The fast recovery time gives the thermal-oil oven a consistent, even bake. The bread has comparable characteristics to the steam tube ovens. The ovens have less flexibility in temperature changes than steam tube ovens, and are not conducive to building temperature curves into the baking time.
“There are lots of things to think about when looking into those three ovens styles; you have to identify your products and your baking times,” Eggebrecht says. “A baker has to compile a list of products, baking times and temperatures, and must factor in variables like par-baking and how much product fits on a deck. A thorough analysis tells you what system best fits your particular bakery. You have to be especially thorough when you take the loader into consideration, because there is a lot of timing that goes into it, and you can't unload anything before you've finished loading.”
Loaders vary in automation and cost. The price alone can be intimidating, but the fact remains that bakers need a way to get product into and out of the oven, and that can be the most labor intensive of bakery tasks. Robbins says when looking at loaders, it all boils down to volume and labor.
“You have to look at where you are in terms of production volume, and think about where you want to be. Basically, it's a cost/benefit analysis,” he says. “How much does labor cost now, and how much would it cost if you grew a little bit; would automation cut down labor enough to justify the increased cost? With deck ovens, you don't really need to turn product, so most of the labor is in the loading and unloading.”
Some artisan bread bakers doubted the benefits of oven loaders over traditiaonal peels. They feared quality would be sacrificed to convenience, and that increased automation would only add another degree of separation between a baker and his or her bread. The perception still exists, but oven loaders can actually improve bread handling.
“Typically, we are seeing that oven loaders can handle bread better than a human can,” Eggebrecht says. “Imagine a fully risen piece of ciabatta. Would you rather handle it by hand or use an automatic loader with a seamless transfer? If you're looking to automate, and you are concerned about product quality, loaders are a good place to look.”
As is true with all new equipment, bakers can rely on other experienced bakers for advice when purchasing deck ovens. Set up appointments to watch the deck ovens in action at real bakeries, particularly bakeries with similar production schedules, methods and product lines. Better yet, try them out yourself.
Robbins, as a rule, takes notice of the bigger equipment items in every bakery he visits. While visiting other bakeries looking at silos, he also was keeping a close eye on the ovens in those bakeries. After a few years of seeing deck ovens in action, Robbins decided it was time to get more serious about them.
“Through the sales rep for the oven company, we set up a visit to another bakery using the model we were looking at. They basically gave us carte blanche to try everything out and actually use the equipment,” Robbins says. “They had an older, remodeled oven, too, and were using both. We could see the products side by side, and we could really see the difference; where one oven excelled and the other didn't.”

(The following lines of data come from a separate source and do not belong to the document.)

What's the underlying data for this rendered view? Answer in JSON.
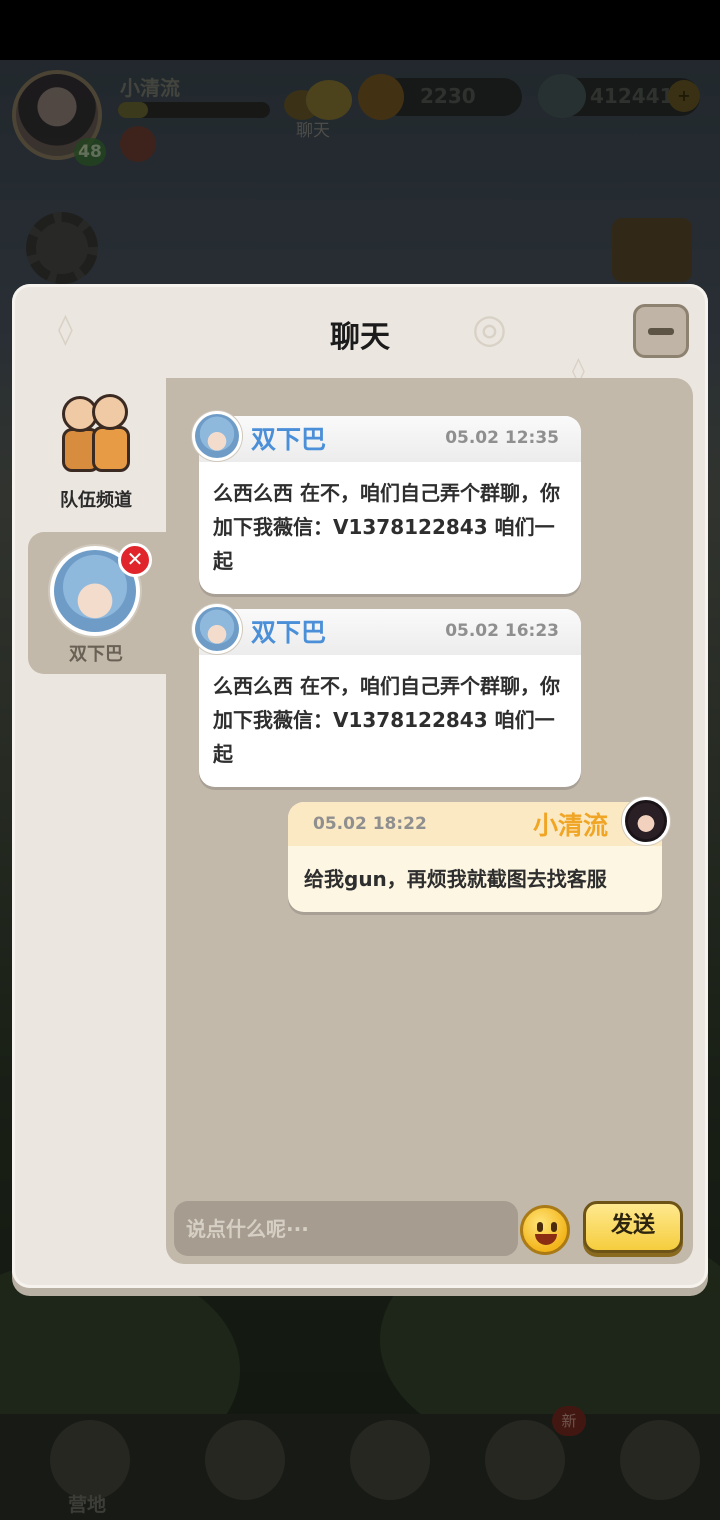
{
  "hud": {
    "player_name": "小清流",
    "player_level": "48",
    "chat_label": "聊天",
    "coins": "2230",
    "gems": "412441",
    "plus": "+",
    "xp_progress": 0.2
  },
  "panel": {
    "title": "聊天"
  },
  "channels": {
    "team_label": "队伍频道",
    "dm_label": "双下巴",
    "dm_close": "✕"
  },
  "messages": [
    {
      "direction": "in",
      "name": "双下巴",
      "time": "05.02 12:35",
      "text": "么西么西 在不，咱们自己弄个群聊，你加下我薇信：V1378122843 咱们一起"
    },
    {
      "direction": "in",
      "name": "双下巴",
      "time": "05.02 16:23",
      "text": "么西么西 在不，咱们自己弄个群聊，你加下我薇信：V1378122843 咱们一起"
    },
    {
      "direction": "out",
      "name": "小清流",
      "time": "05.02 18:22",
      "text": "给我gun，再烦我就截图去找客服"
    }
  ],
  "input": {
    "placeholder": "说点什么呢···",
    "send_label": "发送"
  },
  "bottom_nav": {
    "camp_label": "营地",
    "new_badge": "新"
  },
  "colors": {
    "incoming_name": "#4a8fd8",
    "outgoing_name": "#f0a524",
    "panel_bg": "#ebe6df",
    "message_area_bg": "#c2b9ab"
  }
}
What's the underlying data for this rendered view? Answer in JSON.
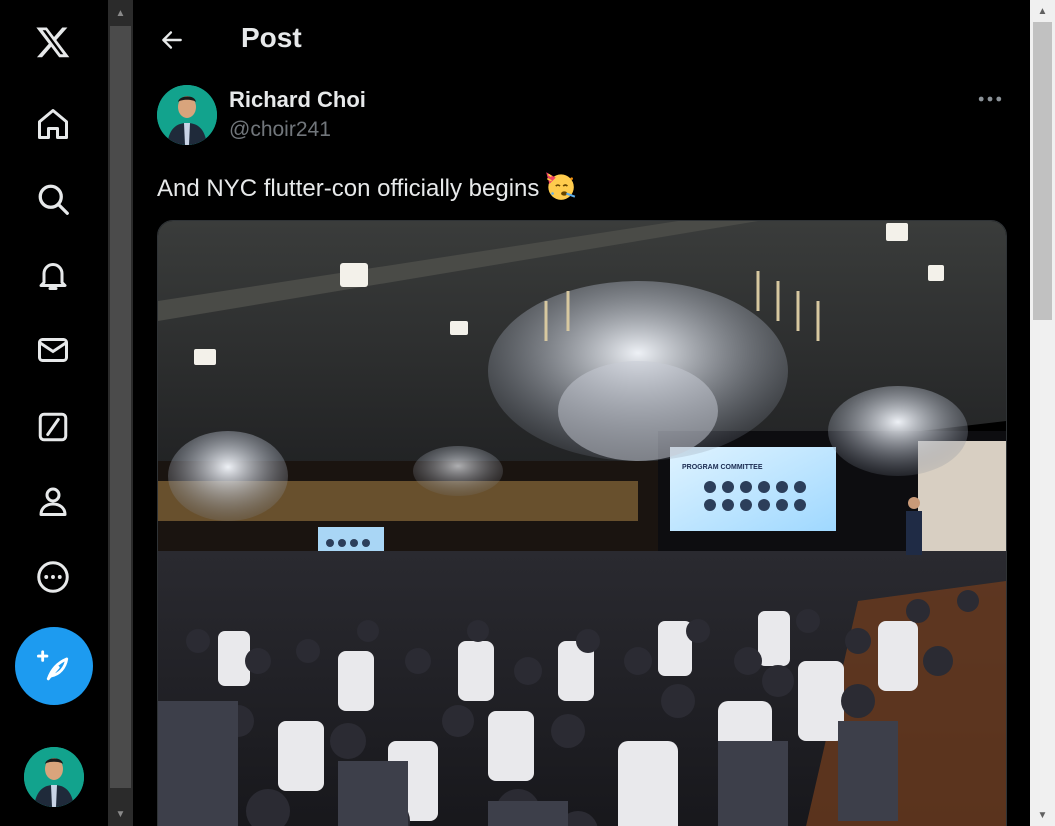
{
  "nav": {
    "logo": "x-logo-icon",
    "items": [
      {
        "icon": "home-icon"
      },
      {
        "icon": "search-icon"
      },
      {
        "icon": "bell-icon"
      },
      {
        "icon": "mail-icon"
      },
      {
        "icon": "grok-icon"
      },
      {
        "icon": "profile-icon"
      },
      {
        "icon": "more-circle-icon"
      }
    ],
    "compose_icon": "feather-plus-icon"
  },
  "header": {
    "title": "Post",
    "back_icon": "arrow-left-icon"
  },
  "post": {
    "author_name": "Richard Choi",
    "author_handle": "@choir241",
    "text": "And NYC flutter-con officially begins",
    "emoji": "partying-face-icon",
    "more_icon": "ellipsis-icon"
  },
  "media": {
    "screen_heading": "PROGRAM COMMITTEE"
  },
  "colors": {
    "accent": "#1d9bf0",
    "background": "#000000",
    "text_primary": "#e7e9ea",
    "text_secondary": "#71767b"
  }
}
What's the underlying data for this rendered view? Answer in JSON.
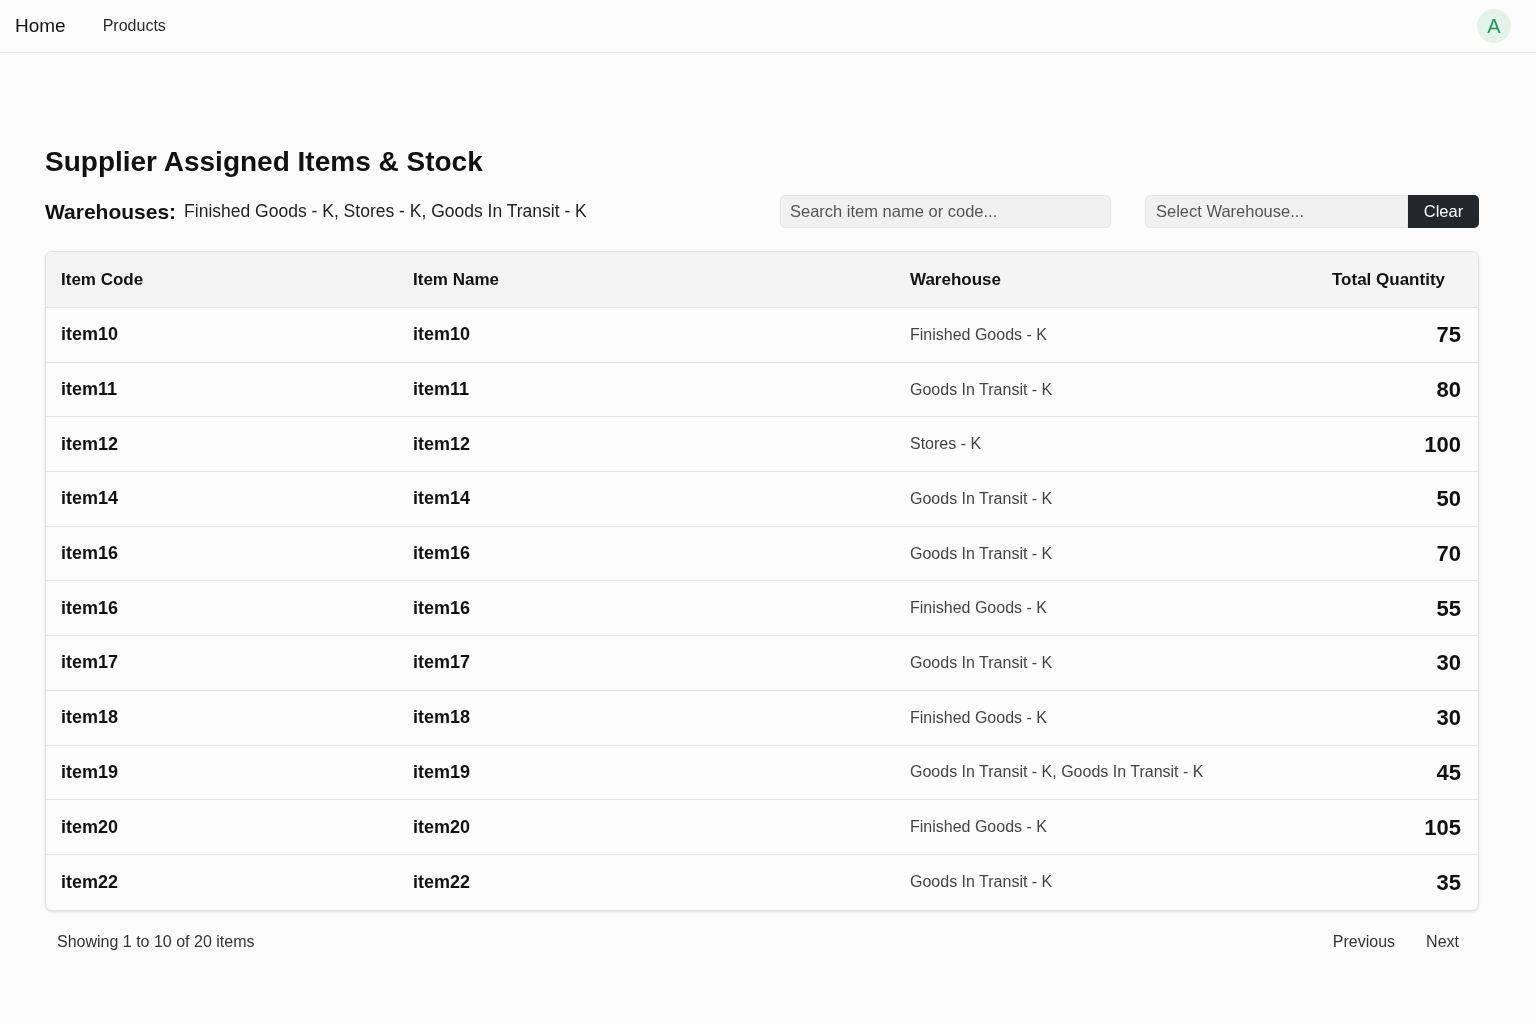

Robbins expected some improvement in energey efficiency with the new ovens. Other bakers told him to look for a nearly fifty percent savings on the gas bill, which was an unexpected incentive. Armed with an understanding of oven varieties and the advice of other bakers, Robbins was able to determine which deck ovens fit his bakery and his product line.